EXERCISE DIRECTIONS.
What lines in the records below mention "name"? List them all.

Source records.

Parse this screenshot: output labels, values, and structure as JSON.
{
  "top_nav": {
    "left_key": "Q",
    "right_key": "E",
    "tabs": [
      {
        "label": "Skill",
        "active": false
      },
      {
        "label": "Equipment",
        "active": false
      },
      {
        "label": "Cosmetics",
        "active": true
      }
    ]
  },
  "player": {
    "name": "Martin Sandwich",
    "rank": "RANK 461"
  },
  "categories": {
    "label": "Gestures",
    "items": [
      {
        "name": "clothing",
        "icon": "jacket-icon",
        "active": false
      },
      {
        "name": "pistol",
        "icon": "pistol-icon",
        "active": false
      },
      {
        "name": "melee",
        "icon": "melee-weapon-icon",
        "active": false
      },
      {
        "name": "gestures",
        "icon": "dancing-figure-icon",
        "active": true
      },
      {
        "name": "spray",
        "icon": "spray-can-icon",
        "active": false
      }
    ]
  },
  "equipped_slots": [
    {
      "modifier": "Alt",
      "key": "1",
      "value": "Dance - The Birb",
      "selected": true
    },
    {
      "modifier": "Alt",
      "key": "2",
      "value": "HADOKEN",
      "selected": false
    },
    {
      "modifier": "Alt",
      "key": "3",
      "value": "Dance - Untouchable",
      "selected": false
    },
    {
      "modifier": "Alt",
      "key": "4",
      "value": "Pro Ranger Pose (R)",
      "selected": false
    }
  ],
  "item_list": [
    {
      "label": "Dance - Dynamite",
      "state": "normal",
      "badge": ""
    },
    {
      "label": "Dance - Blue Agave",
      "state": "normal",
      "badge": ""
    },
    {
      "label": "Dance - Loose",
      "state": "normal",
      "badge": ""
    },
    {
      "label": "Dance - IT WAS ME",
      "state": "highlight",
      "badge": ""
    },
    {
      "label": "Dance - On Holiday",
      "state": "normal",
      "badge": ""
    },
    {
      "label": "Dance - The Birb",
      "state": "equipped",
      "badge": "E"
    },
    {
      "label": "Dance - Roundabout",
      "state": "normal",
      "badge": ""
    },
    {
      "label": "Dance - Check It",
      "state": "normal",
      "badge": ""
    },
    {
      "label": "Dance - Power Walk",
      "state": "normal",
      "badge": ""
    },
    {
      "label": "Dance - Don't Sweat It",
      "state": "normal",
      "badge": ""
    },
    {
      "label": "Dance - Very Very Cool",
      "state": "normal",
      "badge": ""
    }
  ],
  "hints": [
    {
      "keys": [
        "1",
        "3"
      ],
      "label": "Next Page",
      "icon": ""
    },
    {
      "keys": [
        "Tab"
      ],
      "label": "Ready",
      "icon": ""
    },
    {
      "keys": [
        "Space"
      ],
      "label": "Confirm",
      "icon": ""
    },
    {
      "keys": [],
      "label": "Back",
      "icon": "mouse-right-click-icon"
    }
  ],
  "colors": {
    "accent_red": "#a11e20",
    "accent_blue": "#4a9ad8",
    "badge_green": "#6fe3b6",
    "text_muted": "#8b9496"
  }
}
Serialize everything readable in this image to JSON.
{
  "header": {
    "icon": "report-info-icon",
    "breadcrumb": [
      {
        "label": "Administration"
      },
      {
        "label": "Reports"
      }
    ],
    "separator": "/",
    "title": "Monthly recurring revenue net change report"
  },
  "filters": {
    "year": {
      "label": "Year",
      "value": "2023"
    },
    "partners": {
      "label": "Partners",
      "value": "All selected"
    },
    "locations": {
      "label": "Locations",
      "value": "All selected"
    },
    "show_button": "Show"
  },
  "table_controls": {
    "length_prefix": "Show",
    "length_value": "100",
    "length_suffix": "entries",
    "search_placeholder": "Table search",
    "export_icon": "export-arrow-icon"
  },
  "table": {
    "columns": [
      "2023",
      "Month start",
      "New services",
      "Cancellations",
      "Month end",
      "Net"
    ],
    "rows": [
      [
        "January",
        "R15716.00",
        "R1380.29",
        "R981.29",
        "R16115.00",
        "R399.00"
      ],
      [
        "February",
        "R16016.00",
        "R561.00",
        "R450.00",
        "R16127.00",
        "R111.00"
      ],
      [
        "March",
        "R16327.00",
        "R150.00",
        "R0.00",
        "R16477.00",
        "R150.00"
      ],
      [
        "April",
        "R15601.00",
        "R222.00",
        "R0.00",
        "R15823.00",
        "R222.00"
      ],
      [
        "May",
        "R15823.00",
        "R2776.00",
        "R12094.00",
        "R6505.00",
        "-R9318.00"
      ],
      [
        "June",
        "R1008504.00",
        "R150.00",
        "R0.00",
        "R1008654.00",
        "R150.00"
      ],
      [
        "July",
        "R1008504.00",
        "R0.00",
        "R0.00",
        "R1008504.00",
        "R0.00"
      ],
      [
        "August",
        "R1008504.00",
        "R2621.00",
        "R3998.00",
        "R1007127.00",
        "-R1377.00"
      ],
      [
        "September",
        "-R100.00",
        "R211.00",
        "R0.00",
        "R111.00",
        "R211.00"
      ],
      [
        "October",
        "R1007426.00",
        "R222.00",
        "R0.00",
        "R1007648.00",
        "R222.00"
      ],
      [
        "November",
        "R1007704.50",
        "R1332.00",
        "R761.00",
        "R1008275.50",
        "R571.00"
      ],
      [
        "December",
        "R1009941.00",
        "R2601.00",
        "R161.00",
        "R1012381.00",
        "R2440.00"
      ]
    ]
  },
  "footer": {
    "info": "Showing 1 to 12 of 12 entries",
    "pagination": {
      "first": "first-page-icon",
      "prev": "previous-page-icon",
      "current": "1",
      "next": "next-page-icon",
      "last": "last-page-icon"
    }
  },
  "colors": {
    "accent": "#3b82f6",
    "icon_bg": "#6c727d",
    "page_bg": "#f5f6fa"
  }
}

ANSWER FOR THE TASK.
    "name": "Martin Sandwich",
        "name": "clothing",
        "name": "pistol",
        "name": "melee",
        "name": "gestures",
        "name": "spray",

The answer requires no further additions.